As far as Jiggs was concerned, it was a night of heavenly game. He did not get to pursue any of them (he hardly could with him gamy legs), but he felt as if he had.

Mexico may offer him just as many opportunities for an adventure-filled dog life. He is asleep now, dreaming of a night only Marlin Perkins could have enjoyed.


Islagringo said...

What is a nutrea? I suppose I could google it but I'd rather make you work!

Ah, Wild Kingdom. Remember it well.

jennifer rose said...

Have you forgotten that you still live in the US, where uttering a word like "coon," even if your're referring to raccoon, will get you arrested by the PC police?

Cairelle said...

There are nutria up there? Really? I thought they only hung out down here in Dixie. LOL!

Sounds like a nice walk!

Babs said...

You are such a delightful writer! I can just imagine that trip. Glad the raccoon was smart enough NOT to attack.
I had one fall in the fireplace one time when I lived near NASA. I called the police in Nassau Bay, the community I lived in. The dispatcher said, "Lady is this an emergency?" I said, "IT will be if it jumps on me". She sent a policeman who looked like Don Knotts and he was more afraid then I. He got a broom and swished at it and it ran out the's funny now, not then!
I'm sure Jiggs will be smelling fish and rolling in them, chasing crabs and turtles - all much less dangerous!

Bob Mrotek said...


You have some great new words for your vocabulary cards:

raccoon = el mapache
opossum = la zarigüeya
squirrel = la ardilla

Don't know about the nutrea, however. I think it would be called "una rata grande"..."a big rat" :)

Steve Cotton said...
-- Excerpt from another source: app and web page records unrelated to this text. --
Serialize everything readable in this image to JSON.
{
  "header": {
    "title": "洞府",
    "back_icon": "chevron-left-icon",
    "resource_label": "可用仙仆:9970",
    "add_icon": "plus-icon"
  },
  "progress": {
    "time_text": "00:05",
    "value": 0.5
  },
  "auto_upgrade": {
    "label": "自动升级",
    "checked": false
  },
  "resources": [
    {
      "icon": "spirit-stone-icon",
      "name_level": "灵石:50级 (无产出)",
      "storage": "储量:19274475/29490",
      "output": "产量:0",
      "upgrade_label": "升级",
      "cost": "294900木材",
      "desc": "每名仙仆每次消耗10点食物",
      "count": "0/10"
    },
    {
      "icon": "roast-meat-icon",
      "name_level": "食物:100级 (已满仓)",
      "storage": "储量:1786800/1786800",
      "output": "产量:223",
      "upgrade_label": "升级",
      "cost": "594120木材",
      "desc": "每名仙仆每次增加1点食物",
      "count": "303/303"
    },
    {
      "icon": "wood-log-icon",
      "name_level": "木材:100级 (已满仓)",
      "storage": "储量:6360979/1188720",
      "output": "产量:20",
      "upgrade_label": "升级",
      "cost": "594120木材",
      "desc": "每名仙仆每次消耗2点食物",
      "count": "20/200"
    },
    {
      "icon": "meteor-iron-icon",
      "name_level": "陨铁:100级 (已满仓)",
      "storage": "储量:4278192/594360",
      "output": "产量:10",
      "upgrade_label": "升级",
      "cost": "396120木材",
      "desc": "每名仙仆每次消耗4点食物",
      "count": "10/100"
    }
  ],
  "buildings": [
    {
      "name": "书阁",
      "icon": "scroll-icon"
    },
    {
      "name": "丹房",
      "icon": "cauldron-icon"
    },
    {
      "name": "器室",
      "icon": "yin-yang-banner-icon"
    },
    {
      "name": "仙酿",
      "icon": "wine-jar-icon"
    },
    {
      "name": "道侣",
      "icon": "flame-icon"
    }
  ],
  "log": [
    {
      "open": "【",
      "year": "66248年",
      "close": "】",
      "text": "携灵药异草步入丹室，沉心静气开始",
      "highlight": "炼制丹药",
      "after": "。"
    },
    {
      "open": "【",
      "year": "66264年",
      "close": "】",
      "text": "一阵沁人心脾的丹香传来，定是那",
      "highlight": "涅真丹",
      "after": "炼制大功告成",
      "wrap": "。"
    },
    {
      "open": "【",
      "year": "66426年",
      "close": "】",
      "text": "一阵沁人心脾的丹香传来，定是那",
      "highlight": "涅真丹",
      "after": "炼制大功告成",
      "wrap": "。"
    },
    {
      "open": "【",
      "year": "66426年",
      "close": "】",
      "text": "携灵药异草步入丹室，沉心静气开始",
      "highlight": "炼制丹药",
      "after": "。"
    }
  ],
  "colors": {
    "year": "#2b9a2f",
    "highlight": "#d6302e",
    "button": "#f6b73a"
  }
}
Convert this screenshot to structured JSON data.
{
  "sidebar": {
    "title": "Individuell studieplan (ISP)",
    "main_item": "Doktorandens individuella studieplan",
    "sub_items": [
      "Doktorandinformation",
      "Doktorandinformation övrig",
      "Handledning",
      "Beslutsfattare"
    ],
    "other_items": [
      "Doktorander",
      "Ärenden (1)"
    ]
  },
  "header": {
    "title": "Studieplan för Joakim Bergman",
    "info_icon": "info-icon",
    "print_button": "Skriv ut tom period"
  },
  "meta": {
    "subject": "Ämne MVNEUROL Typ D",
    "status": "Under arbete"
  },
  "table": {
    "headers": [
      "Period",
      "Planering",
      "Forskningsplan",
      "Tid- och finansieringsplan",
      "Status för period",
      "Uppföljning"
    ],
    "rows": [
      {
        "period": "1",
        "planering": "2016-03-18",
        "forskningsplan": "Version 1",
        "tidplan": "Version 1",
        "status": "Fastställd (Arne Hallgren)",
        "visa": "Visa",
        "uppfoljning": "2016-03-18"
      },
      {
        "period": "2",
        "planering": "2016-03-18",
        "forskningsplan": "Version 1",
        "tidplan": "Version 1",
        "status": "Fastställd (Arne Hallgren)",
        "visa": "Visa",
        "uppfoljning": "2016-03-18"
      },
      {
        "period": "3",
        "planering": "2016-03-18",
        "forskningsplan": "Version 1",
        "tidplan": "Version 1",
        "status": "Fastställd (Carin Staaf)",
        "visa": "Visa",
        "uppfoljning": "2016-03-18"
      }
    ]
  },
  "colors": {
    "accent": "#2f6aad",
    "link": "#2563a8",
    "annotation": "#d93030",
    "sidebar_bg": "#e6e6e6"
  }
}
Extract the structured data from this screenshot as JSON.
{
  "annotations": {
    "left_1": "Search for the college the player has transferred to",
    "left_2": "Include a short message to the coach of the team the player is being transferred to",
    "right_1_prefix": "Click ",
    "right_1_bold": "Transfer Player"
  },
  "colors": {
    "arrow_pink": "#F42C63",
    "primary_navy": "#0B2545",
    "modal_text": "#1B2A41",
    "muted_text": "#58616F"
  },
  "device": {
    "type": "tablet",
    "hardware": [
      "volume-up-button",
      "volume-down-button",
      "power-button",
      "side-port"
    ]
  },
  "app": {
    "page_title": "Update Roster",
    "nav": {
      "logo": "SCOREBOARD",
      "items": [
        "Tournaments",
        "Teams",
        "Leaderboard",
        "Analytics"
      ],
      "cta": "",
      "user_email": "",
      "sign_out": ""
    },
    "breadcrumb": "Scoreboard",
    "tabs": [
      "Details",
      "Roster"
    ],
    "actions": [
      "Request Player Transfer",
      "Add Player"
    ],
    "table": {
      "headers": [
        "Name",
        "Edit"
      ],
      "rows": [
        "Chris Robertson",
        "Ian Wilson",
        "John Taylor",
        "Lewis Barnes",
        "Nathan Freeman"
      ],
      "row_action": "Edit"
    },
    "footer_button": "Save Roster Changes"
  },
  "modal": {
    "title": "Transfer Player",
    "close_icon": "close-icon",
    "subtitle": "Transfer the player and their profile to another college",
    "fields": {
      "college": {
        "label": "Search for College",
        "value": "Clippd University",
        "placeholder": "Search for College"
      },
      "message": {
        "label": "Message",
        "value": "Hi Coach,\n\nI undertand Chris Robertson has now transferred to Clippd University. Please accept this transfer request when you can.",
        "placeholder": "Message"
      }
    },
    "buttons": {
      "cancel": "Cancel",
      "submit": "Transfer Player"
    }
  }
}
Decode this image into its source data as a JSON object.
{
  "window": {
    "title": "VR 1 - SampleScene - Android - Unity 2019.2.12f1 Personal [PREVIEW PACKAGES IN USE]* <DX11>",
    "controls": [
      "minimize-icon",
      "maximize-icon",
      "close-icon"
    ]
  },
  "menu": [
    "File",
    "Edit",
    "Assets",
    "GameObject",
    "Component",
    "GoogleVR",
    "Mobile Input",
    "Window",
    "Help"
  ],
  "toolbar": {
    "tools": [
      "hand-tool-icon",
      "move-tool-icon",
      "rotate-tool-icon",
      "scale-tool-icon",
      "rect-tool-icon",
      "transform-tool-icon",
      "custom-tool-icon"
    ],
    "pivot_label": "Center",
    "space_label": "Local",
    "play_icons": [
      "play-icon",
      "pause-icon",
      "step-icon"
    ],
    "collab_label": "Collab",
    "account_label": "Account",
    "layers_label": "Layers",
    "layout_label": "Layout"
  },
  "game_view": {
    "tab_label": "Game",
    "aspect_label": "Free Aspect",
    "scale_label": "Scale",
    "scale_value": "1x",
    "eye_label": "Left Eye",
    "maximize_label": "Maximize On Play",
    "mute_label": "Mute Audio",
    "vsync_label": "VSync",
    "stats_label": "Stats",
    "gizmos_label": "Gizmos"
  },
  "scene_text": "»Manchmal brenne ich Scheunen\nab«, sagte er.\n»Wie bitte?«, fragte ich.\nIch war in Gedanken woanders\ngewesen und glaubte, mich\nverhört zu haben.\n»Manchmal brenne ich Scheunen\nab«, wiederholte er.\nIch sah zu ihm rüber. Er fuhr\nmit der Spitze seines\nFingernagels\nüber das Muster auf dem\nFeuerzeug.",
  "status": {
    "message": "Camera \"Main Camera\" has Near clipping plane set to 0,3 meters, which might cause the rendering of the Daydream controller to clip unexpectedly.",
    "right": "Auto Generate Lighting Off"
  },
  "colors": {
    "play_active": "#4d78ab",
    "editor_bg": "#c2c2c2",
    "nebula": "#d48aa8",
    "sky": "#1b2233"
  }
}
Wayne -- Nutria (Cairelle added the correct spelling) were the emus of the 1930s through 1950s. Con men convinced the unwary that they could get rich quick by breeding nutria, a semi-aquatic South American rodent that looks like an overgrown muskrat -- with orange front teeth. Lousiana was the big breeding area in the States. But greed knows no borders. There were hundreds of breeders in Oregon when I was young. Once the breeders discovered that nutria were not the path to dining with the Mellons, most were turned loose. They now thrive in Oregon.

Cairelle -- Thanks for correcting my spelling. I forgot to check whether I had the correct vowel. I bet the critters are a real nuisance for your dikes. They undercut our stream banks up here.

Babs -- Thanks for the kind compliment. The only animal in Mexico that Jiggs will need to avoid are the crocs -- and the scorpions -- and some of the snakes. He wll learn.

Bob -- "Una rata grande" may be a compliment for nutria. In Melaque, he is just as likely to run into a cotamundi -- and now I cannot remember the Spanish word.

Steve Cotton said...

Jennifer -- Even though the thought did not enter my post-modern, post-racial mind until you mentioned it, I have checked myself into a reeducation camp where the show trial will begin at 11 AM. I am certain that The Leader will absolve me from all of my sins -- though I will carry the guilt around in a very public sack so that others may be dissuaded from departing from The Way.

Anonymous said...

Ah yes nutria. There are several wetlands around where I live where you can nutria. Behind my dentist office is one of them. I can be sitting in the dentist chair and watch them out the big picture window. Another is by McGrath’s Restaurant where they actually have a sign on their back deck that says not to fed the nutria.

Steve Cotton said...

Jackie -- There were several in the pond in front of our office building. Some of our employees would eat lunch out there. One nutria (affectionately named "Sam") would come up to the park bench and beg for food. Because of damage to the stream bed, the city poisoned them. Not a happy ending.

Anonymous said...

Given what the economy is doing, look for a revival of the nutria craze. Coming soon to a menu near you.

Kim G
Boston, MA
Where apparently nutria don't thrive as the cold gives them frostbite in their tails, which ultimately proves fatal.

Steve Cotton said...

Kim -- I empathize with the nutria. I feel as if I get frostbite in my tail every time I visit Boston in the winter.